Beijing’s investment in BHR soon paid off. In 2015, the fund played a crucial role in securing approval by the Obama administration and the Committee on Foreign Investment in the United States (CFIUS) for the sale of the Michigan-based Henniges Automotive to one of China’s leading military aircraft makers, the Aviation Industry Corporation of China (AVIC). 

Wall Street Influence

In addition to prominent politicians and their families, foreign business elites are also targets of UFWD’s foreign influence campaign. Former Attorney General William Barr criticized American businesses from tech companies to Hollywood for becoming “pawns of Chinese influence.” Probably no other sector has been more influenced by Beijing than Wall Street. 

A China sovereign wealth fund, China Investment Corp (CIC), invested $3 billion in funding for Blackstone Group’s initial public offering in 2007. The Chinese government approved BlackRock, another Wall Street firm, to start a private-fund business in China in 2017. BlackRock’s CEO Larry Fink received an award from the National Committee on United States-China Relations a year later, with Kissinger and Chinese Ambassador Cui Tiankai in the audience.

Not surprisingly, Blackstone CEO Stephen Schwartzman and Fink have been the most vocal cheerleaders for Beijing on Wall Street. Schwarzman set up a Schwarzman Scholars program at Tsinghua University, one of the most prestigious universities in China, working closely with Chen Xu, the CCP secretary at Tsinghua. Chen later became the deputy head of UFWD. 

On behalf of Beijing, Fink lobbied index provider MSCI to include shares of Chinese companies traded on mainland China exchanges in its emerging-market index. Some investors were against such an inclusion, concerned about the lack of transparency in Chinese companies and the Chinese government’s strict capital control. BlackRock also offered its full support when Hong Kong-traded Chinese companies proposed to require their boards to “seek advice on major decisions from Communist Party committees,” according to the Wall Street Journal. 

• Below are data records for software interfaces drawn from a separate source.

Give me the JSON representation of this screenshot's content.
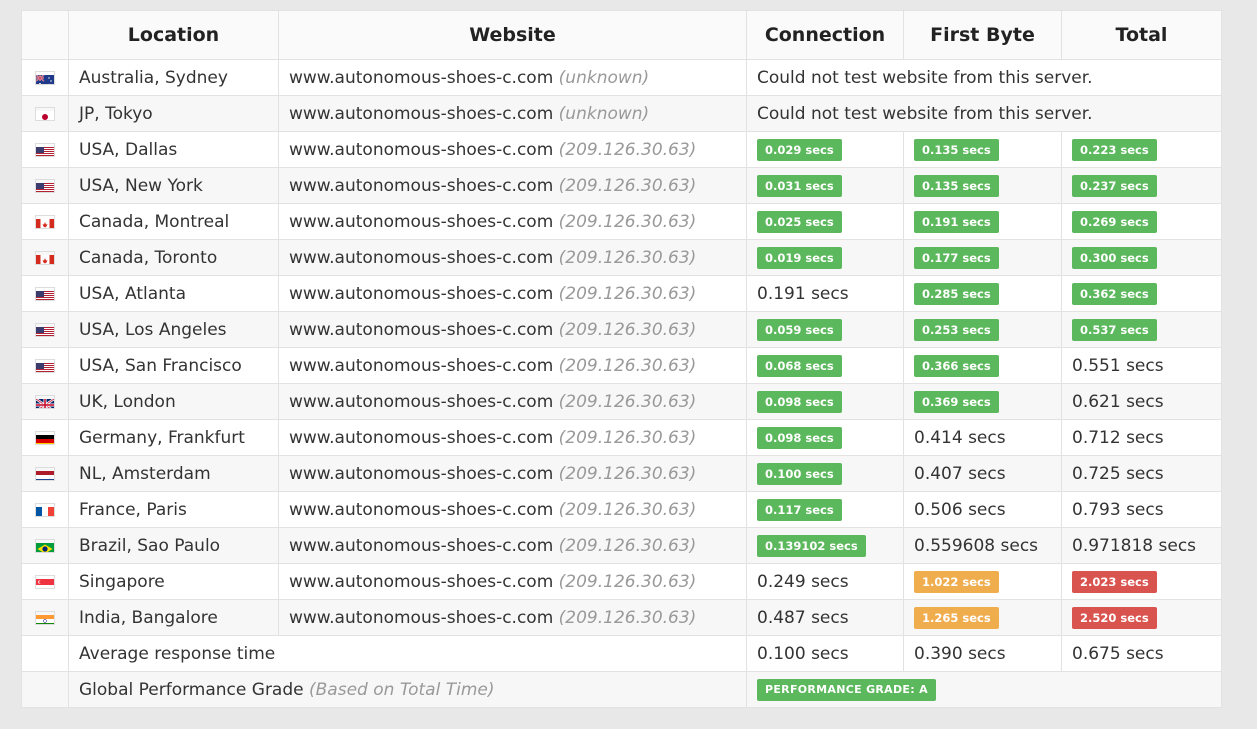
{
  "columns": {
    "flag": "",
    "location": "Location",
    "website": "Website",
    "connection": "Connection",
    "first_byte": "First Byte",
    "total": "Total"
  },
  "rows": [
    {
      "flag": "au-flag-icon",
      "location": "Australia, Sydney",
      "site": "www.autonomous-shoes-c.com",
      "ip": "(unknown)",
      "message": "Could not test website from this server."
    },
    {
      "flag": "jp-flag-icon",
      "location": "JP, Tokyo",
      "site": "www.autonomous-shoes-c.com",
      "ip": "(unknown)",
      "message": "Could not test website from this server."
    },
    {
      "flag": "us-flag-icon",
      "location": "USA, Dallas",
      "site": "www.autonomous-shoes-c.com",
      "ip": "(209.126.30.63)",
      "connection": "0.029 secs",
      "connection_status": "good",
      "first_byte": "0.135 secs",
      "first_byte_status": "good",
      "total": "0.223 secs",
      "total_status": "good"
    },
    {
      "flag": "us-flag-icon",
      "location": "USA, New York",
      "site": "www.autonomous-shoes-c.com",
      "ip": "(209.126.30.63)",
      "connection": "0.031 secs",
      "connection_status": "good",
      "first_byte": "0.135 secs",
      "first_byte_status": "good",
      "total": "0.237 secs",
      "total_status": "good"
    },
    {
      "flag": "ca-flag-icon",
      "location": "Canada, Montreal",
      "site": "www.autonomous-shoes-c.com",
      "ip": "(209.126.30.63)",
      "connection": "0.025 secs",
      "connection_status": "good",
      "first_byte": "0.191 secs",
      "first_byte_status": "good",
      "total": "0.269 secs",
      "total_status": "good"
    },
    {
      "flag": "ca-flag-icon",
      "location": "Canada, Toronto",
      "site": "www.autonomous-shoes-c.com",
      "ip": "(209.126.30.63)",
      "connection": "0.019 secs",
      "connection_status": "good",
      "first_byte": "0.177 secs",
      "first_byte_status": "good",
      "total": "0.300 secs",
      "total_status": "good"
    },
    {
      "flag": "us-flag-icon",
      "location": "USA, Atlanta",
      "site": "www.autonomous-shoes-c.com",
      "ip": "(209.126.30.63)",
      "connection": "0.191 secs",
      "connection_status": "plain",
      "first_byte": "0.285 secs",
      "first_byte_status": "good",
      "total": "0.362 secs",
      "total_status": "good"
    },
    {
      "flag": "us-flag-icon",
      "location": "USA, Los Angeles",
      "site": "www.autonomous-shoes-c.com",
      "ip": "(209.126.30.63)",
      "connection": "0.059 secs",
      "connection_status": "good",
      "first_byte": "0.253 secs",
      "first_byte_status": "good",
      "total": "0.537 secs",
      "total_status": "good"
    },
    {
      "flag": "us-flag-icon",
      "location": "USA, San Francisco",
      "site": "www.autonomous-shoes-c.com",
      "ip": "(209.126.30.63)",
      "connection": "0.068 secs",
      "connection_status": "good",
      "first_byte": "0.366 secs",
      "first_byte_status": "good",
      "total": "0.551 secs",
      "total_status": "plain"
    },
    {
      "flag": "uk-flag-icon",
      "location": "UK, London",
      "site": "www.autonomous-shoes-c.com",
      "ip": "(209.126.30.63)",
      "connection": "0.098 secs",
      "connection_status": "good",
      "first_byte": "0.369 secs",
      "first_byte_status": "good",
      "total": "0.621 secs",
      "total_status": "plain"
    },
    {
      "flag": "de-flag-icon",
      "location": "Germany, Frankfurt",
      "site": "www.autonomous-shoes-c.com",
      "ip": "(209.126.30.63)",
      "connection": "0.098 secs",
      "connection_status": "good",
      "first_byte": "0.414 secs",
      "first_byte_status": "plain",
      "total": "0.712 secs",
      "total_status": "plain"
    },
    {
      "flag": "nl-flag-icon",
      "location": "NL, Amsterdam",
      "site": "www.autonomous-shoes-c.com",
      "ip": "(209.126.30.63)",
      "connection": "0.100 secs",
      "connection_status": "good",
      "first_byte": "0.407 secs",
      "first_byte_status": "plain",
      "total": "0.725 secs",
      "total_status": "plain"
    },
    {
      "flag": "fr-flag-icon",
      "location": "France, Paris",
      "site": "www.autonomous-shoes-c.com",
      "ip": "(209.126.30.63)",
      "connection": "0.117 secs",
      "connection_status": "good",
      "first_byte": "0.506 secs",
      "first_byte_status": "plain",
      "total": "0.793 secs",
      "total_status": "plain"
    },
    {
      "flag": "br-flag-icon",
      "location": "Brazil, Sao Paulo",
      "site": "www.autonomous-shoes-c.com",
      "ip": "(209.126.30.63)",
      "connection": "0.139102 secs",
      "connection_status": "good",
      "first_byte": "0.559608 secs",
      "first_byte_status": "plain",
      "total": "0.971818 secs",
      "total_status": "plain"
    },
    {
      "flag": "sg-flag-icon",
      "location": "Singapore",
      "site": "www.autonomous-shoes-c.com",
      "ip": "(209.126.30.63)",
      "connection": "0.249 secs",
      "connection_status": "plain",
      "first_byte": "1.022 secs",
      "first_byte_status": "warn",
      "total": "2.023 secs",
      "total_status": "bad"
    },
    {
      "flag": "in-flag-icon",
      "location": "India, Bangalore",
      "site": "www.autonomous-shoes-c.com",
      "ip": "(209.126.30.63)",
      "connection": "0.487 secs",
      "connection_status": "plain",
      "first_byte": "1.265 secs",
      "first_byte_status": "warn",
      "total": "2.520 secs",
      "total_status": "bad"
    }
  ],
  "average": {
    "label": "Average response time",
    "connection": "0.100 secs",
    "first_byte": "0.390 secs",
    "total": "0.675 secs"
  },
  "grade": {
    "label": "Global Performance Grade",
    "note": "(Based on Total Time)",
    "badge_label": "PERFORMANCE GRADE:",
    "value": "A"
  },
  "colors": {
    "good": "#5cb85c",
    "warn": "#f0ad4e",
    "bad": "#d9534f"
  }
}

During President Trump’s first term, the Chinese government turned to Schwartzman, Fink, and other CEOs of large Wall Street firms for help during the U.S.- China trade negotiations, promising to reward their efforts with more expansion of their firms in China. 

Mutually Beneficial Influence Peddling

In addition to lobbying, Wall Street firms such as BlackRock have also channeled billions of dollars into Chinese companies. Some of the companies they funded are allegedly either involved in human rights abuses of Uyghur Muslims or have close ties with the Chinese military, presenting a threat to U.S. national security. 

In his piece about Kissinger being played by China, Fish stated the UFWD’s overseas influence campaigns have been so successful that some western politicians and business elites who became “agents” of the CCP don’t even know they are agents of the CCP. 

One way to address China’s overseas influence campaign is to enforce the Foreign Agents Registration Act (FARA), requiring “those acting as the agents of foreign principals to publicly disclose that relationship and their political or other similar activities by registering with the Justice Department.” But doing so may upset some very rich and famous American elites. Therefore, whether the Biden administration’s Department of Justice has the political will to do so remains to be seen.